News for the Hospitality Executive
It Is All About the Culture -- the Service Culture
Bogart Yogurt Celebrates 17 Years with a Culture of their Own
By: William “Billy-O” Orilio, MHS
Culture: to introduce (living material) into a culture medium
How does one open a business in a 700 square foot retail space, grow with steady and determined success over 17 years, and still occupy the same 700 square feet? One only needs to visit frozen yogurt purveyor Bogart Yogurt, in San Diego’s Pacific Beach community (910 Grand Ave), to witness a living example. Bogart’s customers know it is all about the culture--the service culture, that is--that has proven with its time tested formula: when businesses stay true to their quality of service and product, they perform better and end up stronger.
We all know yogurt isn’t yogurt without culture. Over the last 17 years Bogart Yogurt has perfected a culture of its own, the “Life is Good” (LIG) service culture, born out of intuition, then cultivated and executed with perfection.
Culture doesn’t just happen, it takes time and patience. Culture it has to be handled properly to have the right outcome. While culture sits on the top its real place is blended well into the mix, the mix which makes for a successful hospitality food service business. Then and only then can one appreciate the need for and the purpose of culture.
The culture at the center of Bogart Yogurt is:
The quality in a person that arises from a concern for what is regarded as excellent in one’s development or improvement of the mind by education and training, be it an employee or customer, to continue to improve ones life.Owner/operator Kristina Lei has cultivated this small business to new heights through her simple belief that “Life is GOOD” in a down economy, and that “Life is GREAT” in the best of economic times. This philosophy is instilled in every employee from day one and has an infectious result that is felt by longtime and first-time patrons alike.
The “LIG” culture simply states that life is “GOOD”. Even in a down economy, life is good, and when you can project that to your employees and the employees can instill that in their brand-based loyal customers, it only takes a little turn of an economy like this current one, for the “Life is Good” culture to become “Life is GREAT”.

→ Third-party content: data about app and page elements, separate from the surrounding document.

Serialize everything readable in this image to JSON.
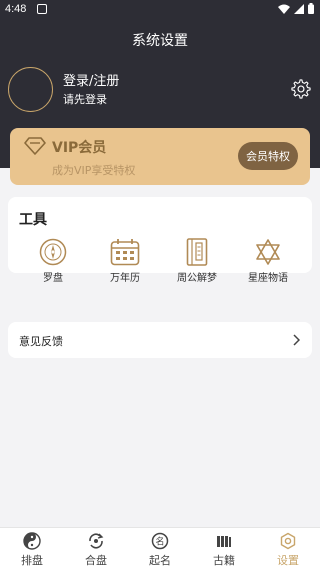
{
  "status_bar": {
    "time": "4:48"
  },
  "header": {
    "title": "系统设置"
  },
  "user": {
    "login_label": "登录/注册",
    "login_sub": "请先登录"
  },
  "vip": {
    "title": "VIP会员",
    "subtitle": "成为VIP享受特权",
    "button_label": "会员特权"
  },
  "tools": {
    "title": "工具",
    "items": [
      {
        "label": "罗盘",
        "icon": "compass-icon"
      },
      {
        "label": "万年历",
        "icon": "calendar-icon"
      },
      {
        "label": "周公解梦",
        "icon": "book-icon"
      },
      {
        "label": "星座物语",
        "icon": "star-of-david-icon"
      }
    ]
  },
  "feedback": {
    "label": "意见反馈"
  },
  "tab_bar": {
    "items": [
      {
        "label": "排盘",
        "icon": "yin-yang-icon"
      },
      {
        "label": "合盘",
        "icon": "merge-icon"
      },
      {
        "label": "起名",
        "icon": "naming-icon"
      },
      {
        "label": "古籍",
        "icon": "ancient-books-icon"
      },
      {
        "label": "设置",
        "icon": "settings-icon"
      }
    ],
    "active_index": 4
  },
  "colors": {
    "header_bg": "#2d2d35",
    "gold": "#c8a56a",
    "vip_bg": "#e9c48e",
    "vip_button": "#7f6342"
  }
}
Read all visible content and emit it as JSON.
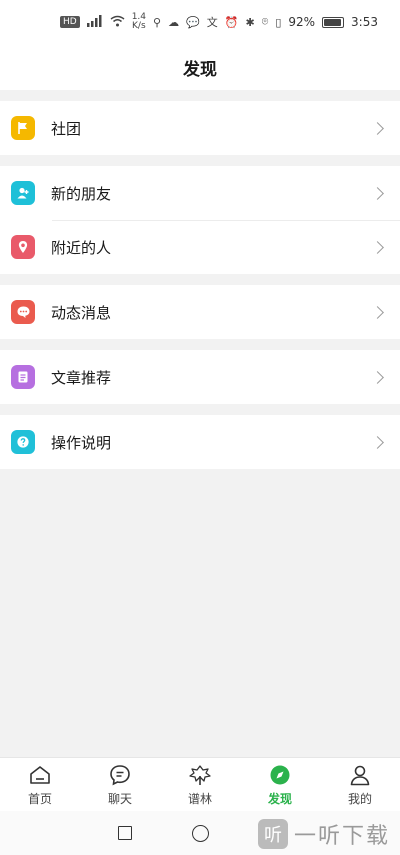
{
  "status_bar": {
    "network_type": "HD",
    "speed": "1.4\nK/s",
    "battery": "92%",
    "time": "3:53"
  },
  "header": {
    "title": "发现"
  },
  "menu": {
    "group1": [
      {
        "label": "社团",
        "icon": "flag-icon",
        "color": "#f5b800"
      }
    ],
    "group2": [
      {
        "label": "新的朋友",
        "icon": "add-friend-icon",
        "color": "#1ec0d8"
      },
      {
        "label": "附近的人",
        "icon": "location-pin-icon",
        "color": "#e95a6a"
      }
    ],
    "group3": [
      {
        "label": "动态消息",
        "icon": "chat-bubble-icon",
        "color": "#ea5b4e"
      }
    ],
    "group4": [
      {
        "label": "文章推荐",
        "icon": "article-icon",
        "color": "#b66fe0"
      }
    ],
    "group5": [
      {
        "label": "操作说明",
        "icon": "help-icon",
        "color": "#20c0d8"
      }
    ]
  },
  "tabbar": {
    "tabs": [
      {
        "label": "首页",
        "icon": "home-icon"
      },
      {
        "label": "聊天",
        "icon": "chat-icon"
      },
      {
        "label": "谱林",
        "icon": "tree-icon"
      },
      {
        "label": "发现",
        "icon": "compass-icon",
        "active": true
      },
      {
        "label": "我的",
        "icon": "profile-icon"
      }
    ],
    "active_color": "#2bb24c"
  },
  "watermark": {
    "text": "一听下载"
  }
}
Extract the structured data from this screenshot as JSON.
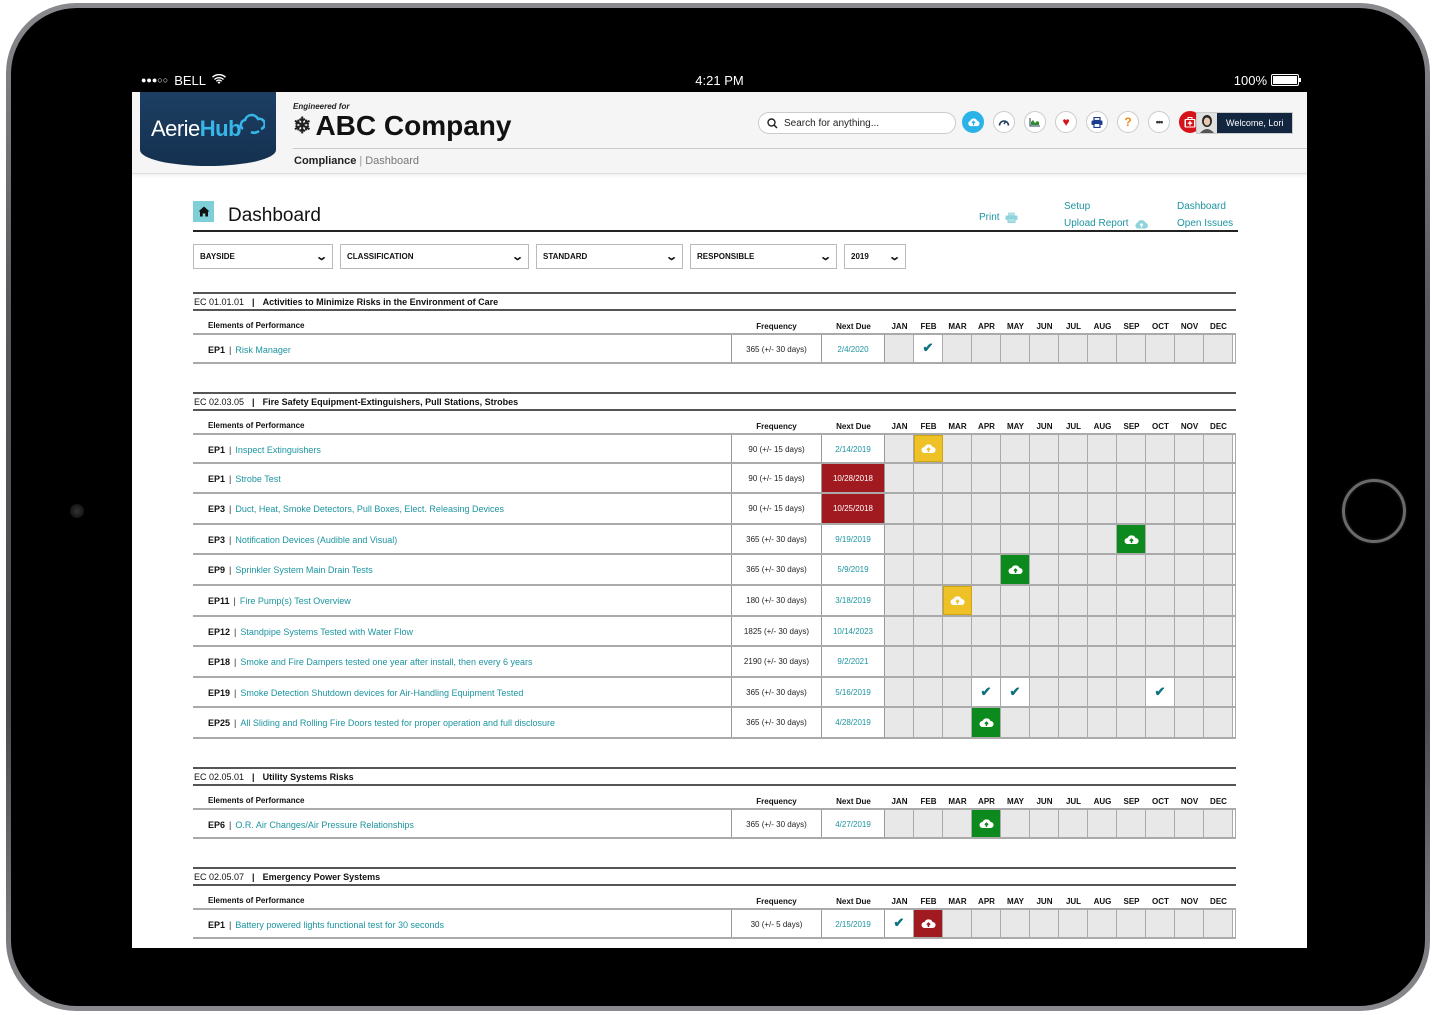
{
  "device": {
    "status": {
      "carrier": "BELL",
      "signal": "●●●○○",
      "time": "4:21 PM",
      "battery": "100%"
    }
  },
  "header": {
    "logo": {
      "part1": "Aerie",
      "part2": "Hub"
    },
    "engineered_for": "Engineered for",
    "company": "ABC Company",
    "breadcrumb": {
      "section": "Compliance",
      "separator": "|",
      "current": "Dashboard"
    },
    "search": {
      "placeholder": "Search for anything..."
    },
    "icons": [
      "upload-icon",
      "dashboard-icon",
      "chart-icon",
      "heart-icon",
      "print-icon",
      "help-icon",
      "more-icon",
      "first-aid-icon"
    ],
    "welcome": "Welcome, Lori"
  },
  "dashboard": {
    "title": "Dashboard",
    "links": {
      "print": "Print",
      "setup": "Setup",
      "upload_report": "Upload Report",
      "dashboard": "Dashboard",
      "open_issues": "Open Issues"
    },
    "filters": [
      {
        "label": "BAYSIDE"
      },
      {
        "label": "CLASSIFICATION"
      },
      {
        "label": "STANDARD"
      },
      {
        "label": "RESPONSIBLE"
      },
      {
        "label": "2019"
      }
    ]
  },
  "table_labels": {
    "elements": "Elements of Performance",
    "frequency": "Frequency",
    "next_due": "Next Due",
    "months": [
      "JAN",
      "FEB",
      "MAR",
      "APR",
      "MAY",
      "JUN",
      "JUL",
      "AUG",
      "SEP",
      "OCT",
      "NOV",
      "DEC"
    ]
  },
  "status_colors": {
    "due_soon": "#eec127",
    "uploaded": "#0c8a1d",
    "overdue": "#a01a1f",
    "complete_check": "#0e7380",
    "link": "#1c95a0"
  },
  "sections": [
    {
      "code": "EC 01.01.01",
      "title": "Activities to Minimize Risks in the Environment of Care",
      "rows": [
        {
          "ep": "EP1",
          "name": "Risk Manager",
          "frequency": "365 (+/- 30 days)",
          "next_due": "2/4/2020",
          "overdue": false,
          "months": {
            "FEB": "check"
          }
        }
      ]
    },
    {
      "code": "EC 02.03.05",
      "title": "Fire Safety Equipment-Extinguishers, Pull Stations, Strobes",
      "rows": [
        {
          "ep": "EP1",
          "name": "Inspect Extinguishers",
          "frequency": "90 (+/- 15 days)",
          "next_due": "2/14/2019",
          "overdue": false,
          "months": {
            "FEB": "yellow"
          }
        },
        {
          "ep": "EP1",
          "name": "Strobe Test",
          "frequency": "90 (+/- 15 days)",
          "next_due": "10/28/2018",
          "overdue": true,
          "months": {}
        },
        {
          "ep": "EP3",
          "name": "Duct, Heat, Smoke Detectors, Pull Boxes, Elect. Releasing Devices",
          "frequency": "90 (+/- 15 days)",
          "next_due": "10/25/2018",
          "overdue": true,
          "months": {}
        },
        {
          "ep": "EP3",
          "name": "Notification Devices (Audible and Visual)",
          "frequency": "365 (+/- 30 days)",
          "next_due": "9/19/2019",
          "overdue": false,
          "months": {
            "SEP": "green"
          }
        },
        {
          "ep": "EP9",
          "name": "Sprinkler System Main Drain Tests",
          "frequency": "365 (+/- 30 days)",
          "next_due": "5/9/2019",
          "overdue": false,
          "months": {
            "MAY": "green"
          }
        },
        {
          "ep": "EP11",
          "name": "Fire Pump(s) Test Overview",
          "frequency": "180 (+/- 30 days)",
          "next_due": "3/18/2019",
          "overdue": false,
          "months": {
            "MAR": "yellow"
          }
        },
        {
          "ep": "EP12",
          "name": "Standpipe Systems Tested with Water Flow",
          "frequency": "1825 (+/- 30 days)",
          "next_due": "10/14/2023",
          "overdue": false,
          "months": {}
        },
        {
          "ep": "EP18",
          "name": "Smoke and Fire Dampers tested one year after install, then every 6 years",
          "frequency": "2190 (+/- 30 days)",
          "next_due": "9/2/2021",
          "overdue": false,
          "months": {}
        },
        {
          "ep": "EP19",
          "name": "Smoke Detection Shutdown devices for Air-Handling Equipment Tested",
          "frequency": "365 (+/- 30 days)",
          "next_due": "5/16/2019",
          "overdue": false,
          "months": {
            "APR": "check",
            "MAY": "check",
            "OCT": "check"
          }
        },
        {
          "ep": "EP25",
          "name": "All Sliding and Rolling Fire Doors tested for proper operation and full disclosure",
          "frequency": "365 (+/- 30 days)",
          "next_due": "4/28/2019",
          "overdue": false,
          "months": {
            "APR": "green"
          }
        }
      ]
    },
    {
      "code": "EC 02.05.01",
      "title": "Utility Systems Risks",
      "rows": [
        {
          "ep": "EP6",
          "name": "O.R. Air Changes/Air Pressure Relationships",
          "frequency": "365 (+/- 30 days)",
          "next_due": "4/27/2019",
          "overdue": false,
          "months": {
            "APR": "green"
          }
        }
      ]
    },
    {
      "code": "EC 02.05.07",
      "title": "Emergency Power Systems",
      "rows": [
        {
          "ep": "EP1",
          "name": "Battery powered lights functional test for 30 seconds",
          "frequency": "30 (+/- 5 days)",
          "next_due": "2/15/2019",
          "overdue": false,
          "months": {
            "JAN": "check",
            "FEB": "red"
          }
        }
      ]
    }
  ]
}
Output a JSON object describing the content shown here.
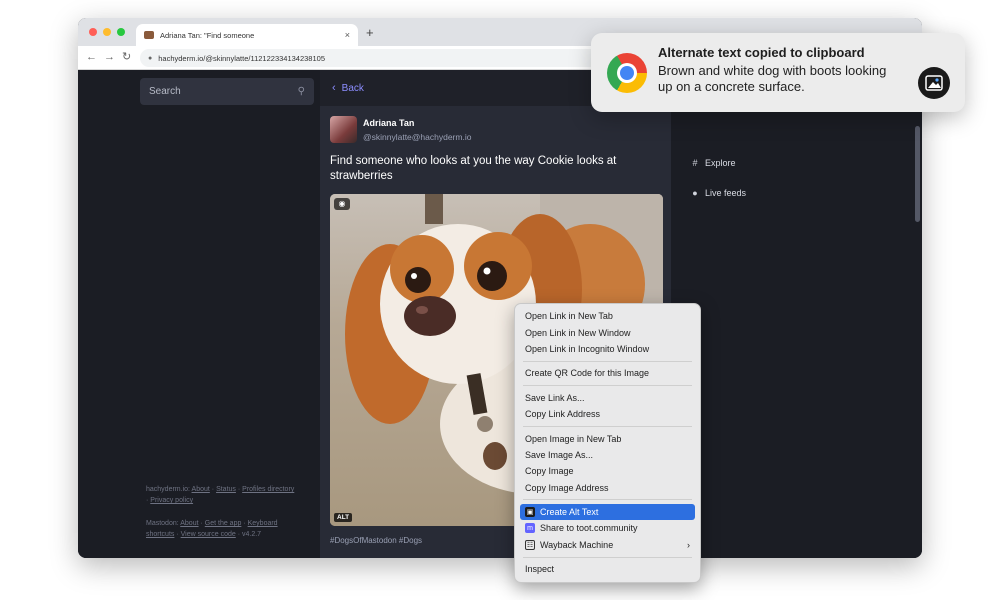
{
  "browser": {
    "tab_title": "Adriana Tan: \"Find someone",
    "tab_close": "×",
    "new_tab": "+",
    "url": "hachyderm.io/@skinnylatte/112122334134238105",
    "lock_icon": "lock-icon",
    "traffic_colors": [
      "#ff5f57",
      "#febc2e",
      "#28c840"
    ]
  },
  "sidebar": {
    "search_placeholder": "Search",
    "footer_line1_prefix": "hachyderm.io:",
    "footer_line1_links": [
      "About",
      "Status",
      "Profiles directory",
      "Privacy policy"
    ],
    "footer_line2_prefix": "Mastodon:",
    "footer_line2_links": [
      "About",
      "Get the app",
      "Keyboard shortcuts",
      "View source code"
    ],
    "footer_version": "v4.2.7"
  },
  "column": {
    "back_label": "Back",
    "author_name": "Adriana Tan",
    "author_handle": "@skinnylatte@hachyderm.io",
    "post_text": "Find someone who looks at you the way Cookie looks at strawberries",
    "alt_badge": "ALT",
    "hashtags": "#DogsOfMastodon #Dogs"
  },
  "right_nav": {
    "items": [
      {
        "label": "Explore",
        "icon": "hashtag-icon"
      },
      {
        "label": "Live feeds",
        "icon": "globe-icon"
      }
    ]
  },
  "context_menu": {
    "groups": [
      [
        "Open Link in New Tab",
        "Open Link in New Window",
        "Open Link in Incognito Window"
      ],
      [
        "Create QR Code for this Image"
      ],
      [
        "Save Link As...",
        "Copy Link Address"
      ],
      [
        "Open Image in New Tab",
        "Save Image As...",
        "Copy Image",
        "Copy Image Address"
      ],
      [
        "Create Alt Text",
        "Share to toot.community",
        "Wayback Machine"
      ],
      [
        "Inspect"
      ]
    ],
    "highlighted": "Create Alt Text",
    "highlight_color": "#2d6fe0"
  },
  "notification": {
    "title": "Alternate text copied to clipboard",
    "body": "Brown and white dog with boots looking up on a concrete surface.",
    "app_icon": "chrome-icon"
  },
  "colors": {
    "mastodon_link": "#8c8dff",
    "dark_bg": "#1b1d24",
    "column_bg": "#282b36"
  }
}
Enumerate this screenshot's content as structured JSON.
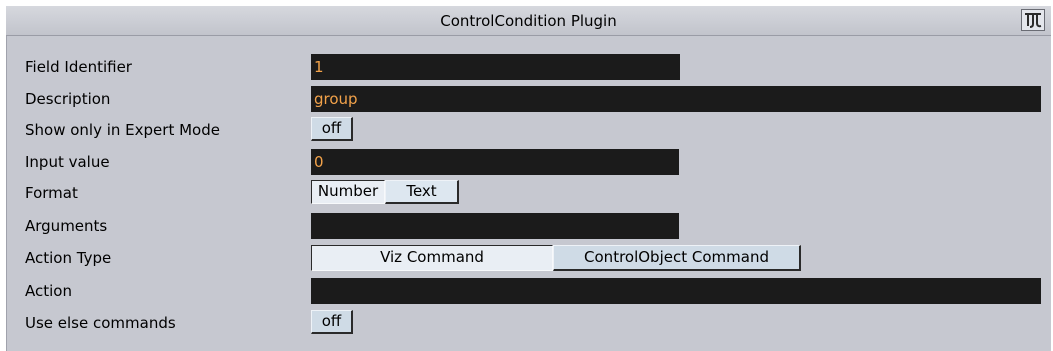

Life is Good is a trademarked phrase. Anyone can tout a cup, shirt, hat or a jacket that advertises Life is Good as a brand. But the “Life is Good” culture is not something you can buy or something you can wear, it is something that is felt from within. It has to do with internal training and development. It is passed on to the thousands of customers who have passed through the doors in the past 17 years of Bogart Yogurt.
Beyond understanding their employees, Bogart Yogurt knows their customers at a deeper level. Kristina Lei and her team stay loyal to their regulars and clearly enjoy themselves while they are working. This is all part of a winning combination that has created Bogart Yogurt’s culture.
Anybody can sell frozen yogurt and thousands of places are doing just that. But to do it for 17 years and keep customers happy, coming back time after time, takes more than just selling a product. It takes developing a culture of its own.
Of special note: Bogart Yogurt is not one of my clients. I am extremely proud to say in my 60,000 plus hours of observations in the hospitality industry, I’ve never seen anyone who exudes culture like Bogart Yogurt and its owner, Kristina Lei. A culture that is so easy to piece together and make, yet so hard to perfect. Hat’s off to Kristina for a job well done. Here’s to 17 more years of happiness and success. You truly have created a culture of your own.
William “Billy-O” Orilio is the owner of HOSPITALITY CONSULTANTS, a San Diego based hospitality consulting company, which specializes in Private Investigations and “Mystery Shopping”.
William F. Orilio, MHS
|Also See:||The Secret to Customer Satisfaction / William Orilio / January 2008|
|Salt & Pepper Shakers Being Purloined? Retail Them! / William Orilio, MHS / Feb 2003|